Location: Mysore, Karnataka, India
June 29, 2011 3:27 am
Hi Daniel,
I am writing from Mysore, India. I found a very tiny bug in our garden which I could not identify. This is very tiny – about 1mm. I also found a bug of the same species but with a tube-like extension at it’s hind quarters which looked like an egg sack.
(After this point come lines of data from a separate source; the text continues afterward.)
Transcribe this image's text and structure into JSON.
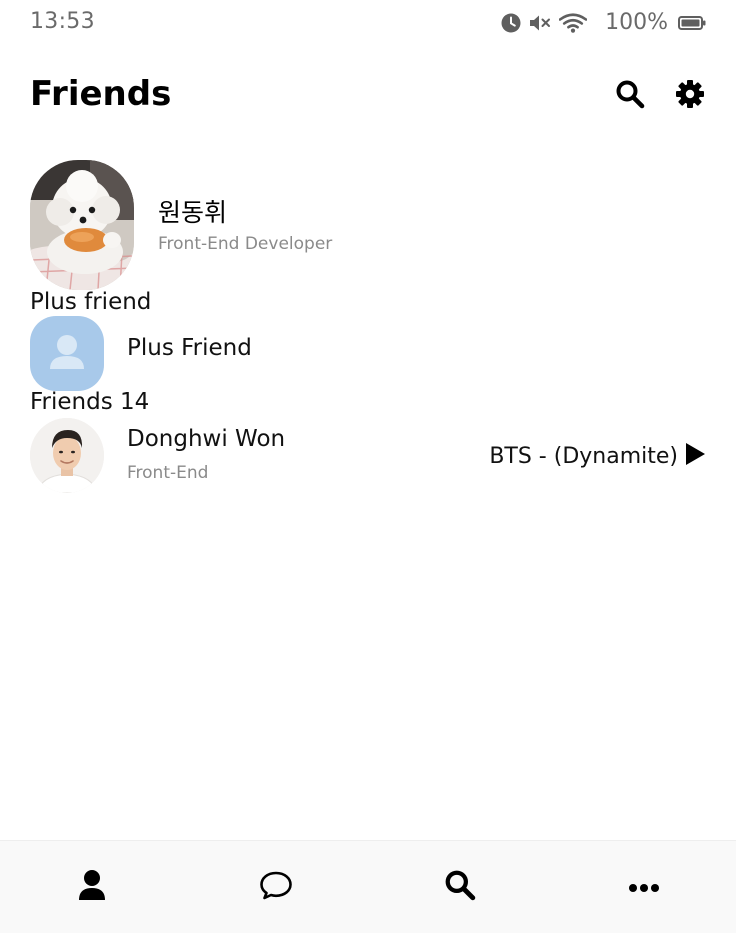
{
  "status_bar": {
    "time": "13:53",
    "battery": "100%",
    "icons": [
      "alarm-icon",
      "mute-icon",
      "wifi-icon",
      "battery-icon"
    ]
  },
  "header": {
    "title": "Friends",
    "actions": [
      "search-icon",
      "gear-icon"
    ]
  },
  "my_profile": {
    "name": "원동휘",
    "status": "Front-End Developer",
    "avatar": "puppy-photo"
  },
  "plus_section": {
    "label": "Plus friend",
    "item": {
      "name": "Plus Friend",
      "avatar": "default-person-icon"
    }
  },
  "friends_section": {
    "label": "Friends 14",
    "items": [
      {
        "name": "Donghwi Won",
        "status": "Front-End",
        "music": "BTS - (Dynamite)",
        "avatar": "portrait-photo"
      }
    ]
  },
  "bottom_nav": {
    "items": [
      "person-icon",
      "chat-icon",
      "search-icon",
      "more-icon"
    ]
  },
  "colors": {
    "plus_avatar": "#a8c9ea",
    "muted_text": "#8a8a8a",
    "status_text": "#6a6a6a",
    "nav_background": "#f9f9f9"
  }
}
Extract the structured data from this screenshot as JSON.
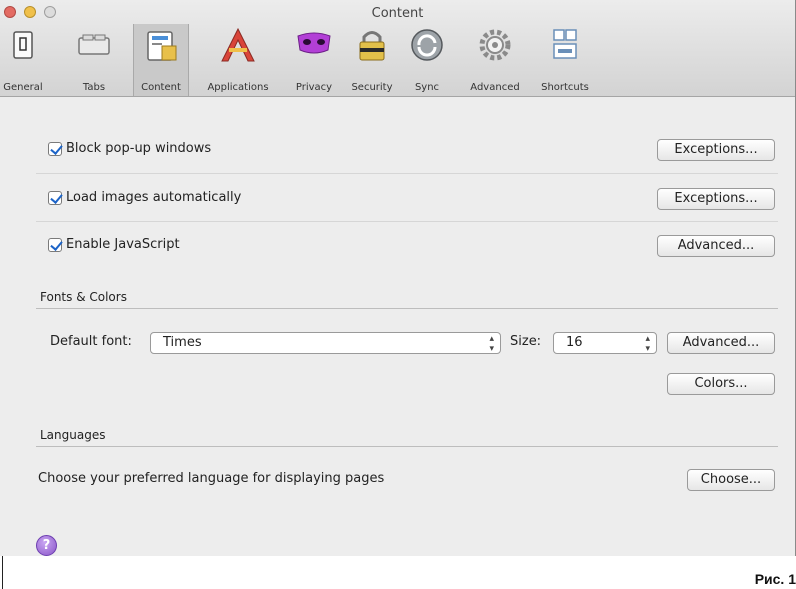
{
  "window": {
    "title": "Content"
  },
  "toolbar": {
    "items": [
      {
        "label": "General",
        "icon": "general-icon"
      },
      {
        "label": "Tabs",
        "icon": "tabs-icon"
      },
      {
        "label": "Content",
        "icon": "content-icon",
        "selected": true
      },
      {
        "label": "Applications",
        "icon": "applications-icon"
      },
      {
        "label": "Privacy",
        "icon": "privacy-mask-icon"
      },
      {
        "label": "Security",
        "icon": "lock-icon"
      },
      {
        "label": "Sync",
        "icon": "sync-icon"
      },
      {
        "label": "Advanced",
        "icon": "gear-icon"
      },
      {
        "label": "Shortcuts",
        "icon": "keyboard-icon"
      }
    ]
  },
  "options": {
    "block_popups": {
      "label": "Block pop-up windows",
      "checked": true,
      "button": "Exceptions..."
    },
    "load_images": {
      "label": "Load images automatically",
      "checked": true,
      "button": "Exceptions..."
    },
    "enable_js": {
      "label": "Enable JavaScript",
      "checked": true,
      "button": "Advanced..."
    }
  },
  "fonts_colors": {
    "title": "Fonts & Colors",
    "default_font_label": "Default font:",
    "default_font_value": "Times",
    "size_label": "Size:",
    "size_value": "16",
    "advanced_button": "Advanced...",
    "colors_button": "Colors..."
  },
  "languages": {
    "title": "Languages",
    "description": "Choose your preferred language for displaying pages",
    "choose_button": "Choose..."
  },
  "help": {
    "glyph": "?"
  },
  "caption": "Рис. 1",
  "colors": {
    "accent": "#1d64c8",
    "help": "#8a55c8"
  }
}
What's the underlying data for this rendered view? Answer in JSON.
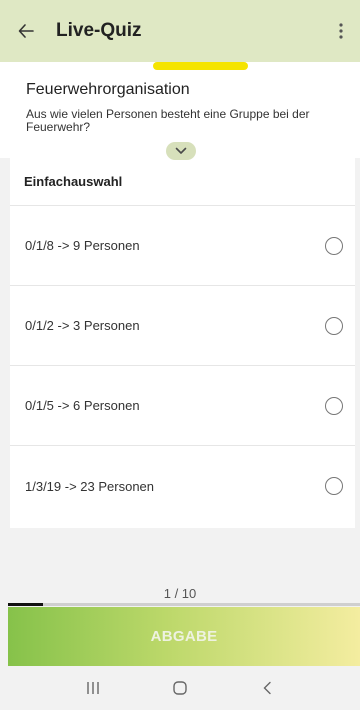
{
  "appbar": {
    "title": "Live-Quiz",
    "back_icon": "arrow-left-icon",
    "menu_icon": "more-vertical-icon"
  },
  "question": {
    "title": "Feuerwehrorganisation",
    "text": "Aus wie vielen Personen besteht eine Gruppe bei der Feuerwehr?",
    "collapse_icon": "chevron-down-icon"
  },
  "answers": {
    "type_label": "Einfachauswahl",
    "options": [
      {
        "label": "0/1/8 -> 9 Personen"
      },
      {
        "label": "0/1/2 -> 3 Personen"
      },
      {
        "label": "0/1/5 -> 6 Personen"
      },
      {
        "label": "1/3/19 -> 23 Personen"
      }
    ]
  },
  "footer": {
    "page_counter": "1 / 10",
    "progress_fraction": 0.1,
    "submit_label": "ABGABE"
  },
  "colors": {
    "appbar": "#dfe8c4",
    "accent_yellow": "#f5e400",
    "submit_start": "#86c24a",
    "submit_end": "#f4eda0"
  }
}
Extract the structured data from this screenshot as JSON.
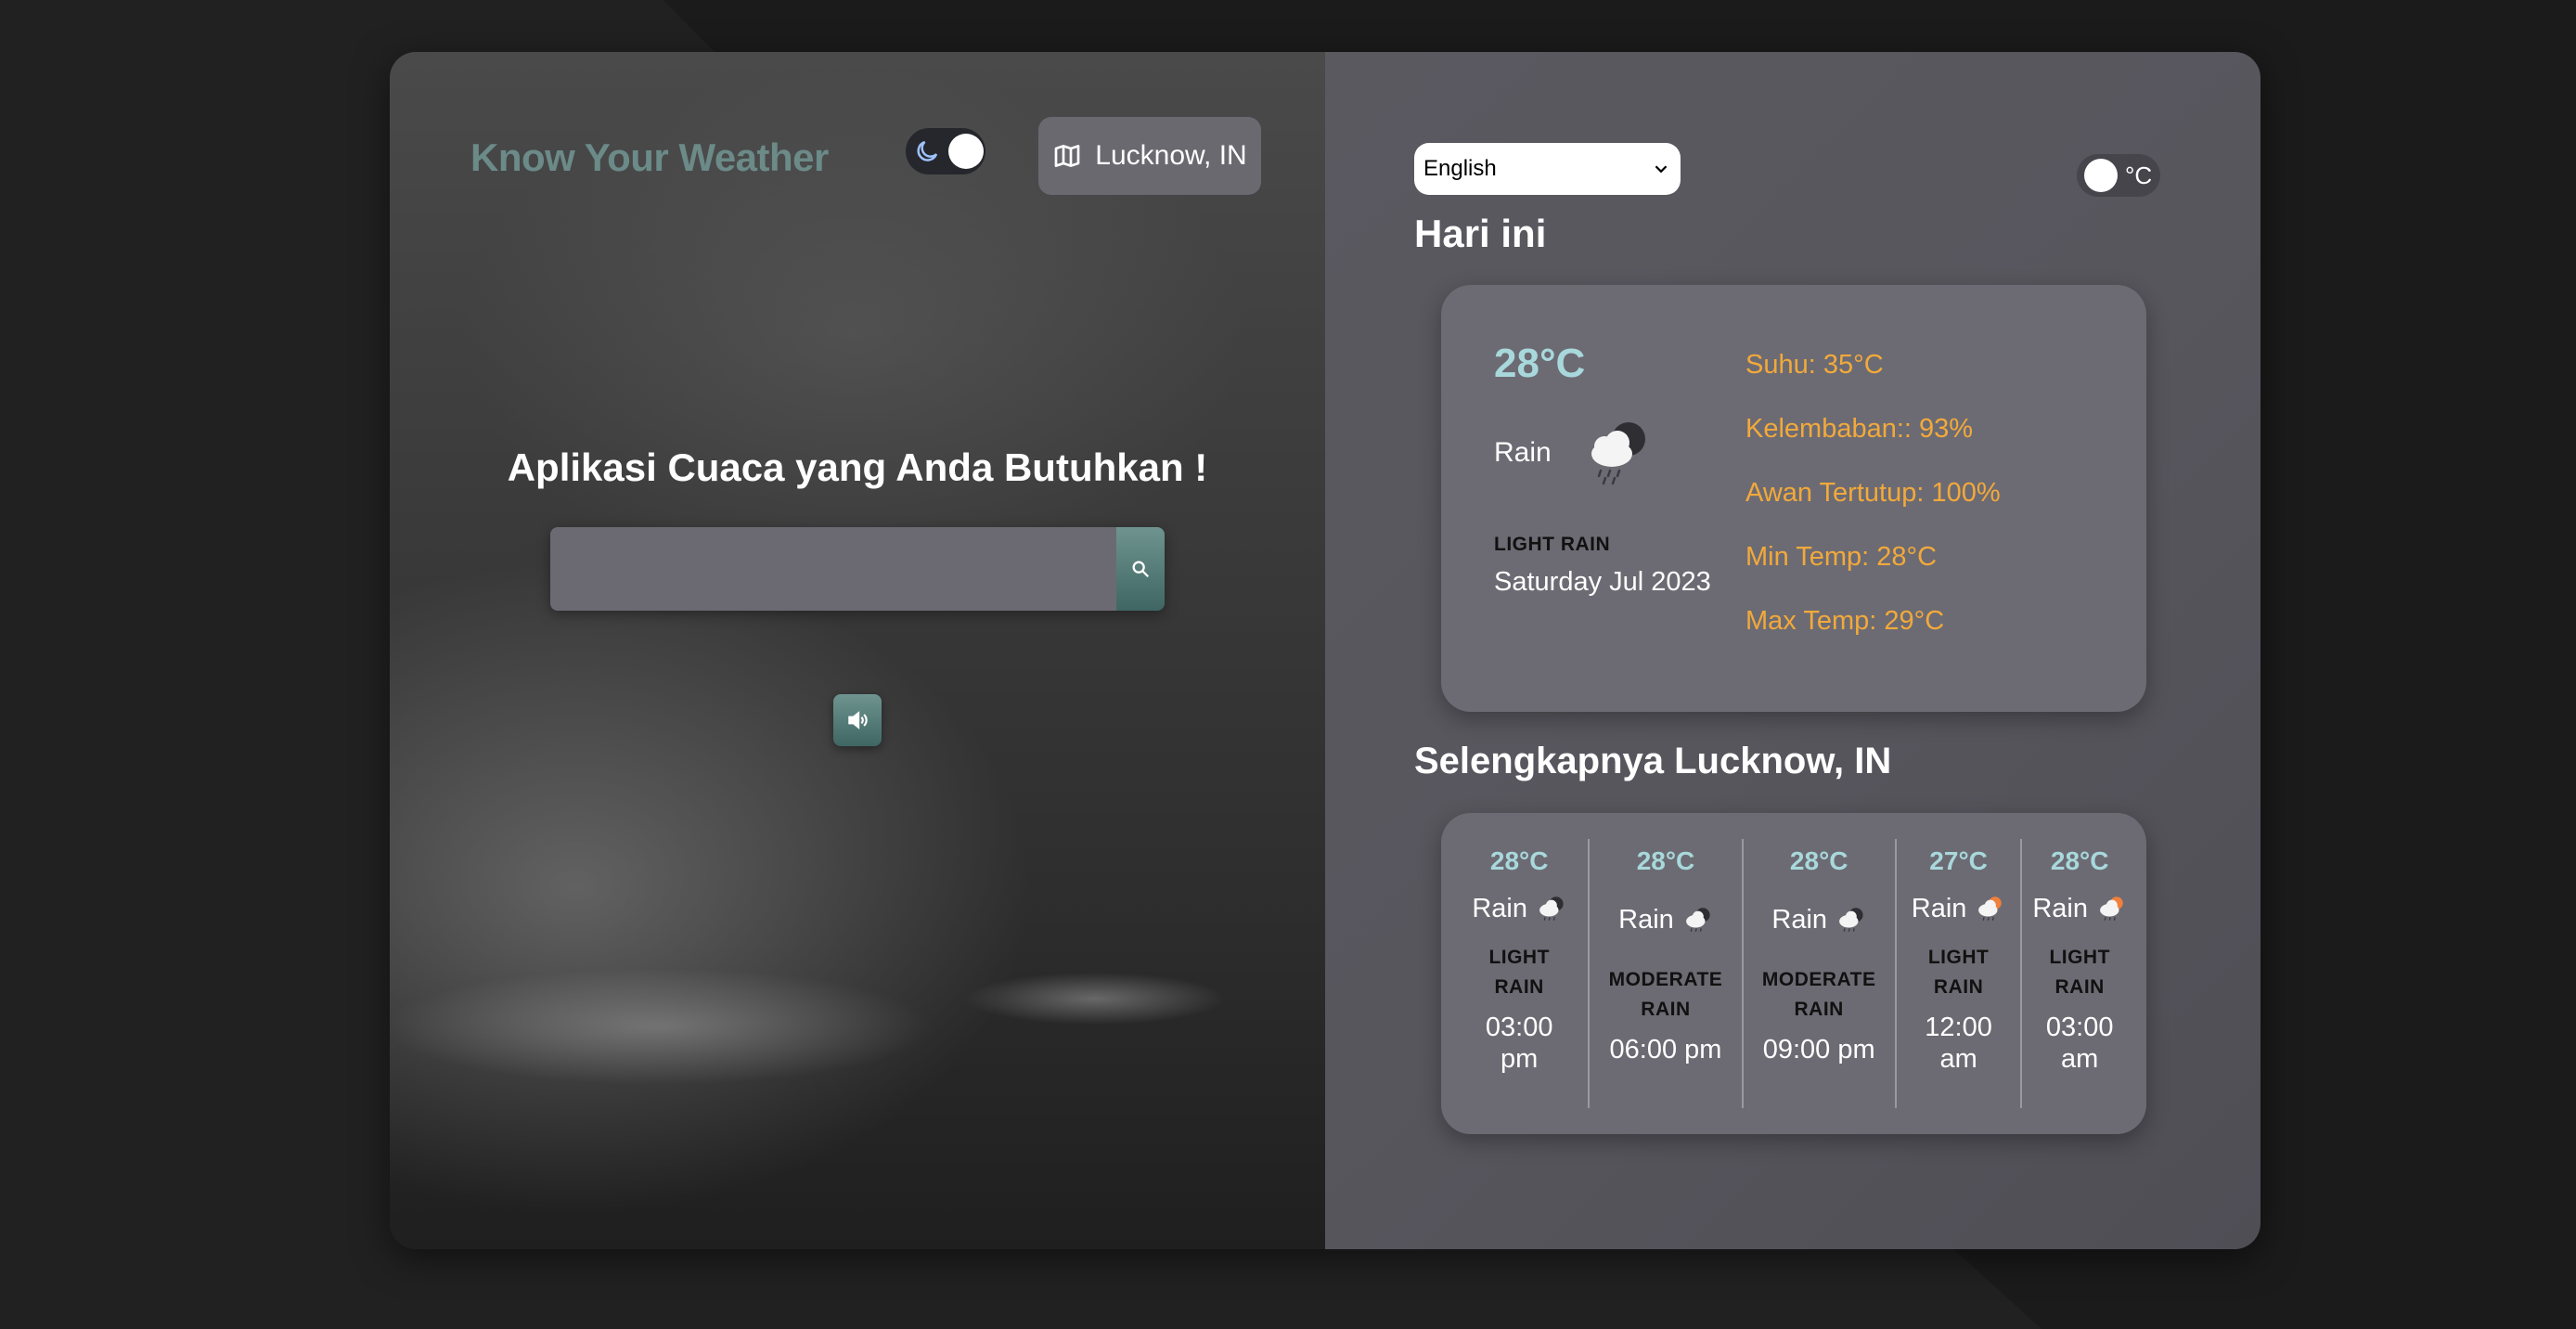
{
  "header": {
    "brand": "Know Your Weather",
    "location_button": "Lucknow, IN"
  },
  "hero": {
    "tagline": "Aplikasi Cuaca yang Anda Butuhkan !",
    "search_value": ""
  },
  "settings": {
    "language": "English",
    "unit_label": "°C"
  },
  "today": {
    "heading": "Hari ini",
    "temp": "28°C",
    "condition": "Rain",
    "description": "LIGHT RAIN",
    "date": "Saturday Jul 2023",
    "details": [
      "Suhu: 35°C",
      "Kelembaban:: 93%",
      "Awan Tertutup: 100%",
      "Min Temp: 28°C",
      "Max Temp: 29°C"
    ]
  },
  "forecast": {
    "heading": "Selengkapnya Lucknow, IN",
    "items": [
      {
        "temp": "28°C",
        "condition": "Rain",
        "desc_line1": "LIGHT",
        "desc_line2": "RAIN",
        "time_line1": "03:00",
        "time_line2": "pm"
      },
      {
        "temp": "28°C",
        "condition": "Rain",
        "desc_line1": "MODERATE",
        "desc_line2": "RAIN",
        "time_line1": "06:00 pm",
        "time_line2": ""
      },
      {
        "temp": "28°C",
        "condition": "Rain",
        "desc_line1": "MODERATE",
        "desc_line2": "RAIN",
        "time_line1": "09:00 pm",
        "time_line2": ""
      },
      {
        "temp": "27°C",
        "condition": "Rain",
        "desc_line1": "LIGHT",
        "desc_line2": "RAIN",
        "time_line1": "12:00",
        "time_line2": "am"
      },
      {
        "temp": "28°C",
        "condition": "Rain",
        "desc_line1": "LIGHT",
        "desc_line2": "RAIN",
        "time_line1": "03:00",
        "time_line2": "am"
      }
    ]
  },
  "icons": {
    "theme": "moon-icon",
    "location": "map-icon",
    "search": "search-icon",
    "voice": "speaker-icon",
    "weather_night": "cloud-moon-rain-icon",
    "weather_day": "cloud-sun-rain-icon"
  },
  "colors": {
    "accent_temp": "#a8d8dc",
    "detail_text": "#f2a93b",
    "brand": "#6b8a88",
    "card": "#6c6b73",
    "button_teal": "#4f7673"
  }
}
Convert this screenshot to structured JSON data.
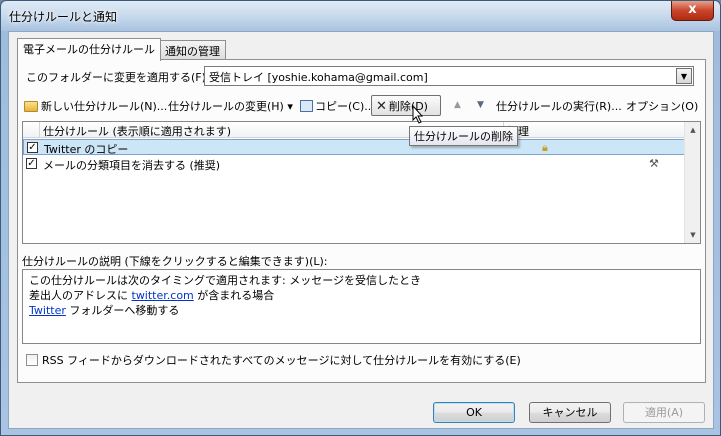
{
  "window": {
    "title": "仕分けルールと通知",
    "close_glyph": "x"
  },
  "tabs": [
    {
      "label": "電子メールの仕分けルール"
    },
    {
      "label": "通知の管理"
    }
  ],
  "folder_row": {
    "label": "このフォルダーに変更を適用する(F):",
    "value": "受信トレイ [yoshie.kohama@gmail.com]"
  },
  "toolbar": {
    "new_rule": "新しい仕分けルール(N)...",
    "change_rule": "仕分けルールの変更(H) ▾",
    "copy": "コピー(C)...",
    "delete": "削除(D)",
    "run_rules": "仕分けルールの実行(R)...",
    "options": "オプション(O)"
  },
  "rules_list": {
    "headers": {
      "rule": "仕分けルール (表示順に適用されます)",
      "action": "処理"
    },
    "rows": [
      {
        "checked": "✓",
        "label": "Twitter のコピー",
        "selected": true,
        "icon": "lock-icon"
      },
      {
        "checked": "✓",
        "label": "メールの分類項目を消去する (推奨)",
        "selected": false,
        "icon": "tools-icon"
      }
    ]
  },
  "tooltip": {
    "text": "仕分けルールの削除"
  },
  "description": {
    "label": "仕分けルールの説明 (下線をクリックすると編集できます)(L):",
    "line1": "この仕分けルールは次のタイミングで適用されます: メッセージを受信したとき",
    "line2_prefix": "差出人のアドレスに",
    "line2_link": "twitter.com",
    "line2_suffix": "が含まれる場合",
    "line3_link": "Twitter",
    "line3_suffix": "フォルダーへ移動する"
  },
  "rss": {
    "label": "RSS フィードからダウンロードされたすべてのメッセージに対して仕分けルールを有効にする(E)"
  },
  "buttons": {
    "ok": "OK",
    "cancel": "キャンセル",
    "apply": "適用(A)"
  }
}
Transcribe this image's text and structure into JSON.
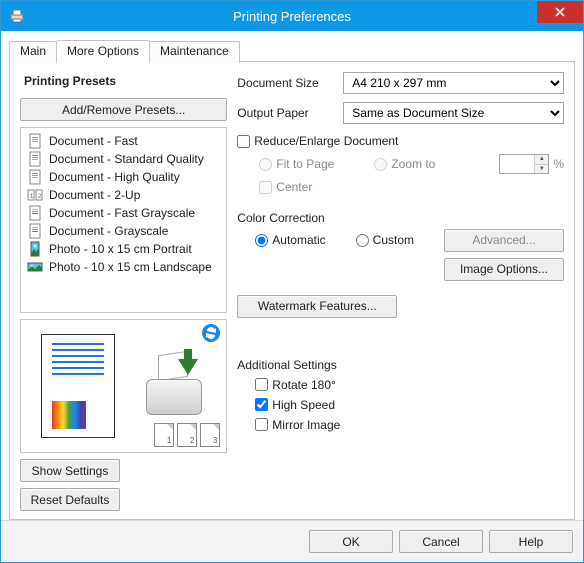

Please help me with the id of this bug from the images attached.
Thanks in advance 🙂
Subharghya Das

Unknown Hemipterans

Dear Subharghya Das,
All we can say for certain is that your insects are in the order Hemiptera, but beyond that, we haven’t a clue.  They are most likely a plant feeding species that uses piercing/sucking mouthparts to feed on plant fluids.  The tubelike extension is most like a waxy filament that is produced by many insects in the order.  We hope to be able to provide a species name in the near future.

Unknown Hemipteran

Dear Daniel … Thank you so much for such a prompt reply !! It will be really great if someday I can know the name of this beautiful looking tiny bug !! And of course Thanks for the Lead about Hemiptera !
With Warm Regards from India
Subharghya Das

What's That Bug? does not endorse extermination